And the indications are, Japan is about to really press the people who don’t pay anything in to start chipping in something. That will happen well before the consumption tax is raised to fill the gap. (Why should the vast majority who at least contribute something have to turn around and pay more at the sales counter for those who don’t?)
When it comes to money and paying things up, the rules will always be a little different for foreigner visa-holders. Simply because they are indeed from someplace else, and might go back there! (Try to collect then, eh?)
To me, the whole pension dodge issue, which comes back again like heartburn every now and then, is a sad sideshow to the real issue, which is that Japan is not doing a good job of opening the shakai hoken coverage to Americans. We have to argue with the crybabies who want to dodge the pension system, rather than work with the new government to make sure the Social Security totalization treaty terms are respected.
With regard to the social security totalization treaties, Japan made representations and commitments about its pension system the citizens and officials of the counterparty governments have a right to rely on.
And one of them is equal treatment about eligibility and participation in those plans. If Japan lets counterparty citizens slide, it just forces the public welfare systems in the counterparty countries to make up the difference in the future.
As far as I can tell, next month Japan will be 4 years late in so far as its promise with America. The U.S.-Japan totalization treaty came into effect October 1, 2005, and it said equal benefits and responsibilities for Americans in Japan. Yet please tell me how many dozens and dozens of Americans work in Japanese companies where they aren’t enrolled in shakai hoken on an equal basis?
It’s right in Article 3 of this treaty text.
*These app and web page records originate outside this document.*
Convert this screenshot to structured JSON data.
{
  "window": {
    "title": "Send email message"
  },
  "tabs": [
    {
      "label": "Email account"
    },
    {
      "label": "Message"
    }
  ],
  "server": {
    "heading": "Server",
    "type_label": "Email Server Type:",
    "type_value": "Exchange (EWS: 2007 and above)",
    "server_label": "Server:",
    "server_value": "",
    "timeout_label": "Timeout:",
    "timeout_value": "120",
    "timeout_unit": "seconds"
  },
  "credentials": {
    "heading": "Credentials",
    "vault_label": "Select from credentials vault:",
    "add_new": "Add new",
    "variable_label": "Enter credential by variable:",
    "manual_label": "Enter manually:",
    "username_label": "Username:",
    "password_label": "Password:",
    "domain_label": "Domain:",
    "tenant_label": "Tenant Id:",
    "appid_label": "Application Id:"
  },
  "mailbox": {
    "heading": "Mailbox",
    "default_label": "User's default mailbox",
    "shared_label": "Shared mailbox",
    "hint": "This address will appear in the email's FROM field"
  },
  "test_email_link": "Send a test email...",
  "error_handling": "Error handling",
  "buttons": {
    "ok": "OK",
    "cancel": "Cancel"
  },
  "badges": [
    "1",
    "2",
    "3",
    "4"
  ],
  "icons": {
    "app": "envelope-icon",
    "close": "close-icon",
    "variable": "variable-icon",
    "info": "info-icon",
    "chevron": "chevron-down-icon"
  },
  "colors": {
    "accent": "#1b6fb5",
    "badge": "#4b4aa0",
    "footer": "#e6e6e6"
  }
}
1. Persons who are or have been subject to the laws of one Party, as well as family members or survivors who derive rights from such persons, who ordinarily reside in the territory of the other Party, shall receive equal treatment with nationals of that other Party in the application of the laws of that other Party regarding entitlement to and payment of benefits. However, the foregoing shall not affect the provisions on complementary periods for Japanese nationals on the basis of ordinary residence outside the territory of Japan under the laws of Japan.
The annotation to this adds:
Article 3.1 provides that persons to whom the Agreement applies who reside in the United States or Japan will be accorded the same treatment regarding benefit rights under that country’s social security laws as that country accords its own nationals. This provision is not intended to affect the coverage provisions of either country’s laws, since these are dealt with specifically in Article 4 of the Agreement.
Under Japanese social security law, Japanese nationals can be granted non‑contributory coverage credits for periods of residence outside of Japan. Article 3.1 makes clear that the Agreement will not extend these complementary credits to persons other than Japanese nationals. Article 5.5 provides that SSA will not credit Japanese complementary periods in determining eligibility for U.S. benefits.
I take “benefit rights” to mean more than just a right to be paid. It is a right to participate, and arguably the obligation to participate as well since the programs are supposed to be mandatory. (No one has sent me anything from Japan to say the programs aren’t mandatory.)
When you have crybabies and internet philosophers going on about how or whether there should even be (evvvven beeeee!) programs of social insurance, it makes it a little difficult to get the things your own government already negotiated for . . .. ehem . . ..